§ Requirement
The full set of records must be returned exactly, character for character.

********

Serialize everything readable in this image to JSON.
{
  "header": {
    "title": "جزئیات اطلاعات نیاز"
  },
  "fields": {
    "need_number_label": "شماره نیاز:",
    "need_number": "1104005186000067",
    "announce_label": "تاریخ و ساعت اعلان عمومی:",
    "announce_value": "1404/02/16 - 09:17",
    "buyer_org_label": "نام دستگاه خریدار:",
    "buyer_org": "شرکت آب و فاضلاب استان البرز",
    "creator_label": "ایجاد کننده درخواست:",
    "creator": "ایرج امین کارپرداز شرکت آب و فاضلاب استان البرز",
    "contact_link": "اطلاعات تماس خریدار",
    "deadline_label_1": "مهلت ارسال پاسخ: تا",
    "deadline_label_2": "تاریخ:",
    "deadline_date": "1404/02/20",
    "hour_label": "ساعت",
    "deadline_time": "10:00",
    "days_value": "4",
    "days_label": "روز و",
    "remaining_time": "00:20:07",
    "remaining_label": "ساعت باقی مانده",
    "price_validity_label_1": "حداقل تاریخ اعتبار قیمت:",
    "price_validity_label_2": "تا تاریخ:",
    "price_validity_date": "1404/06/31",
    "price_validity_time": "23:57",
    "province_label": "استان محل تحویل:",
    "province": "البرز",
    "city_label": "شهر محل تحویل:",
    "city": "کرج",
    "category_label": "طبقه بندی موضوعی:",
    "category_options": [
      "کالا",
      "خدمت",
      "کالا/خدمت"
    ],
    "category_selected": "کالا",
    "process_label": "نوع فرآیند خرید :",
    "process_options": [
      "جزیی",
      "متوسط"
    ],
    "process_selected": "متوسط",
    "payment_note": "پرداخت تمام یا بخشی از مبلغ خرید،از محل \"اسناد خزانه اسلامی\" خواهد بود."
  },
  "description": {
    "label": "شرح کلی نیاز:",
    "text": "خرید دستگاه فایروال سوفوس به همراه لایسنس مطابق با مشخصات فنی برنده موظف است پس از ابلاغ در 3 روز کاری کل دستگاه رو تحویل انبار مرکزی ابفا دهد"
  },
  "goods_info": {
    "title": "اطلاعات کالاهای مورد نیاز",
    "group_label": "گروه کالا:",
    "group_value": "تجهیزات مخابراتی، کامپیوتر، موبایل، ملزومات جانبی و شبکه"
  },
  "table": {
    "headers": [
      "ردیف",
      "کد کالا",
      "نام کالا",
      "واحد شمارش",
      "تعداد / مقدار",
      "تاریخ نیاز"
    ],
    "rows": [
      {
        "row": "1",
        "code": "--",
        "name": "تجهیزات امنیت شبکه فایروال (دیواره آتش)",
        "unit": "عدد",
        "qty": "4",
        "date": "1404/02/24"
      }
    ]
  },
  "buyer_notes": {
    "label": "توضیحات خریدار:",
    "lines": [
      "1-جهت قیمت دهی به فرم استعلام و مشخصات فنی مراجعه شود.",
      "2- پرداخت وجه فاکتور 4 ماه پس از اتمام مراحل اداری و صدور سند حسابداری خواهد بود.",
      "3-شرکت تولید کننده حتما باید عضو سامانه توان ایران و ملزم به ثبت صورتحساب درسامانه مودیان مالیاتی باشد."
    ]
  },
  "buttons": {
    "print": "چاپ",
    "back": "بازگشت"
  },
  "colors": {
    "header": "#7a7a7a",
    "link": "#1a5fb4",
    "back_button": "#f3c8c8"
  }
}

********

§ Response for this exercise
Serialize everything readable in this image to JSON.
{
  "header": {
    "title": "جزئیات اطلاعات نیاز"
  },
  "fields": {
    "need_number_label": "شماره نیاز:",
    "need_number": "1104005186000067",
    "announce_label": "تاریخ و ساعت اعلان عمومی:",
    "announce_value": "1404/02/16 - 09:17",
    "buyer_org_label": "نام دستگاه خریدار:",
    "buyer_org": "شرکت آب و فاضلاب استان البرز",
    "creator_label": "ایجاد کننده درخواست:",
    "creator": "ایرج امین کارپرداز شرکت آب و فاضلاب استان البرز",
    "contact_link": "اطلاعات تماس خریدار",
    "deadline_label_1": "مهلت ارسال پاسخ: تا",
    "deadline_label_2": "تاریخ:",
    "deadline_date": "1404/02/20",
    "hour_label": "ساعت",
    "deadline_time": "10:00",
    "days_value": "4",
    "days_label": "روز و",
    "remaining_time": "00:20:07",
    "remaining_label": "ساعت باقی مانده",
    "price_validity_label_1": "حداقل تاریخ اعتبار قیمت:",
    "price_validity_label_2": "تا تاریخ:",
    "price_validity_date": "1404/06/31",
    "price_validity_time": "23:57",
    "province_label": "استان محل تحویل:",
    "province": "البرز",
    "city_label": "شهر محل تحویل:",
    "city": "کرج",
    "category_label": "طبقه بندی موضوعی:",
    "category_options": [
      "کالا",
      "خدمت",
      "کالا/خدمت"
    ],
    "category_selected": "کالا",
    "process_label": "نوع فرآیند خرید :",
    "process_options": [
      "جزیی",
      "متوسط"
    ],
    "process_selected": "متوسط",
    "payment_note": "پرداخت تمام یا بخشی از مبلغ خرید،از محل \"اسناد خزانه اسلامی\" خواهد بود."
  },
  "description": {
    "label": "شرح کلی نیاز:",
    "text": "خرید دستگاه فایروال سوفوس به همراه لایسنس مطابق با مشخصات فنی برنده موظف است پس از ابلاغ در 3 روز کاری کل دستگاه رو تحویل انبار مرکزی ابفا دهد"
  },
  "goods_info": {
    "title": "اطلاعات کالاهای مورد نیاز",
    "group_label": "گروه کالا:",
    "group_value": "تجهیزات مخابراتی، کامپیوتر، موبایل، ملزومات جانبی و شبکه"
  },
  "table": {
    "headers": [
      "ردیف",
      "کد کالا",
      "نام کالا",
      "واحد شمارش",
      "تعداد / مقدار",
      "تاریخ نیاز"
    ],
    "rows": [
      {
        "row": "1",
        "code": "--",
        "name": "تجهیزات امنیت شبکه فایروال (دیواره آتش)",
        "unit": "عدد",
        "qty": "4",
        "date": "1404/02/24"
      }
    ]
  },
  "buyer_notes": {
    "label": "توضیحات خریدار:",
    "lines": [
      "1-جهت قیمت دهی به فرم استعلام و مشخصات فنی مراجعه شود.",
      "2- پرداخت وجه فاکتور 4 ماه پس از اتمام مراحل اداری و صدور سند حسابداری خواهد بود.",
      "3-شرکت تولید کننده حتما باید عضو سامانه توان ایران و ملزم به ثبت صورتحساب درسامانه مودیان مالیاتی باشد."
    ]
  },
  "buttons": {
    "print": "چاپ",
    "back": "بازگشت"
  },
  "colors": {
    "header": "#7a7a7a",
    "link": "#1a5fb4",
    "back_button": "#f3c8c8"
  }
}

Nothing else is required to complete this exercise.